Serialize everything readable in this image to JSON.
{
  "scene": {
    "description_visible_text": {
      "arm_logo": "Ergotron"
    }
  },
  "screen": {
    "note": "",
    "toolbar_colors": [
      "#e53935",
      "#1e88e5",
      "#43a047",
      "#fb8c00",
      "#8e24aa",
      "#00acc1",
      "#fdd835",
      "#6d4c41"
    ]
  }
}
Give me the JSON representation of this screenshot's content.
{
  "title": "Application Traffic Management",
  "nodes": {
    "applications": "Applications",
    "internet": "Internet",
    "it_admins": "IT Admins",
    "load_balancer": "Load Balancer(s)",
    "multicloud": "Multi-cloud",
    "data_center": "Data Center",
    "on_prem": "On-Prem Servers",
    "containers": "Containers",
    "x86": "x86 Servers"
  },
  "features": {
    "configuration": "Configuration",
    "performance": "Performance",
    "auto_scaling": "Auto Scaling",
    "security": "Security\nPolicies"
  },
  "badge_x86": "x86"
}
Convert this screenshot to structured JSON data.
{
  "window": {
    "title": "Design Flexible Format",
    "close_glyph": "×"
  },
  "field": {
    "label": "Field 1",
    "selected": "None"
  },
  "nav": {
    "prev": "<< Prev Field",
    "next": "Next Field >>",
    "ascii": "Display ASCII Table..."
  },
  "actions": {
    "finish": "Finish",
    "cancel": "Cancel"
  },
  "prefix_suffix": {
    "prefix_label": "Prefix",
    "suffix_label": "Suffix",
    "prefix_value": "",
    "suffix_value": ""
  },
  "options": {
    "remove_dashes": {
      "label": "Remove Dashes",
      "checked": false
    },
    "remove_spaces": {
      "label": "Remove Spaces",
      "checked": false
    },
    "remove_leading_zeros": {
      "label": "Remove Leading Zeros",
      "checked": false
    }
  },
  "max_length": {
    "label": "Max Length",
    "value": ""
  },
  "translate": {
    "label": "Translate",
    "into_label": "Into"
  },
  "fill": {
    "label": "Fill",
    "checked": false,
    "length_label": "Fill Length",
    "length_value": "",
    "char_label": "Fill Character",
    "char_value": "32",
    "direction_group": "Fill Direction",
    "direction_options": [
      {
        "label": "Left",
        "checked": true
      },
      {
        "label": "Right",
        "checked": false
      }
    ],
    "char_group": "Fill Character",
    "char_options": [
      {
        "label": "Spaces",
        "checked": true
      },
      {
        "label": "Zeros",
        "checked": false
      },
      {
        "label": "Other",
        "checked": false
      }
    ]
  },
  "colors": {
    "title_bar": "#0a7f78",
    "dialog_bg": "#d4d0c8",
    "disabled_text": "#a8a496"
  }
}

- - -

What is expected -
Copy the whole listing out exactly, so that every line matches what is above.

Task answer -
Serialize everything readable in this image to JSON.
{
  "scene": {
    "description_visible_text": {
      "arm_logo": "Ergotron"
    }
  },
  "screen": {
    "note": "",
    "toolbar_colors": [
      "#e53935",
      "#1e88e5",
      "#43a047",
      "#fb8c00",
      "#8e24aa",
      "#00acc1",
      "#fdd835",
      "#6d4c41"
    ]
  }
}
Give me the JSON representation of this screenshot's content.
{
  "title": "Application Traffic Management",
  "nodes": {
    "applications": "Applications",
    "internet": "Internet",
    "it_admins": "IT Admins",
    "load_balancer": "Load Balancer(s)",
    "multicloud": "Multi-cloud",
    "data_center": "Data Center",
    "on_prem": "On-Prem Servers",
    "containers": "Containers",
    "x86": "x86 Servers"
  },
  "features": {
    "configuration": "Configuration",
    "performance": "Performance",
    "auto_scaling": "Auto Scaling",
    "security": "Security\nPolicies"
  },
  "badge_x86": "x86"
}
Convert this screenshot to structured JSON data.
{
  "window": {
    "title": "Design Flexible Format",
    "close_glyph": "×"
  },
  "field": {
    "label": "Field 1",
    "selected": "None"
  },
  "nav": {
    "prev": "<< Prev Field",
    "next": "Next Field >>",
    "ascii": "Display ASCII Table..."
  },
  "actions": {
    "finish": "Finish",
    "cancel": "Cancel"
  },
  "prefix_suffix": {
    "prefix_label": "Prefix",
    "suffix_label": "Suffix",
    "prefix_value": "",
    "suffix_value": ""
  },
  "options": {
    "remove_dashes": {
      "label": "Remove Dashes",
      "checked": false
    },
    "remove_spaces": {
      "label": "Remove Spaces",
      "checked": false
    },
    "remove_leading_zeros": {
      "label": "Remove Leading Zeros",
      "checked": false
    }
  },
  "max_length": {
    "label": "Max Length",
    "value": ""
  },
  "translate": {
    "label": "Translate",
    "into_label": "Into"
  },
  "fill": {
    "label": "Fill",
    "checked": false,
    "length_label": "Fill Length",
    "length_value": "",
    "char_label": "Fill Character",
    "char_value": "32",
    "direction_group": "Fill Direction",
    "direction_options": [
      {
        "label": "Left",
        "checked": true
      },
      {
        "label": "Right",
        "checked": false
      }
    ],
    "char_group": "Fill Character",
    "char_options": [
      {
        "label": "Spaces",
        "checked": true
      },
      {
        "label": "Zeros",
        "checked": false
      },
      {
        "label": "Other",
        "checked": false
      }
    ]
  },
  "colors": {
    "title_bar": "#0a7f78",
    "dialog_bg": "#d4d0c8",
    "disabled_text": "#a8a496"
  }
}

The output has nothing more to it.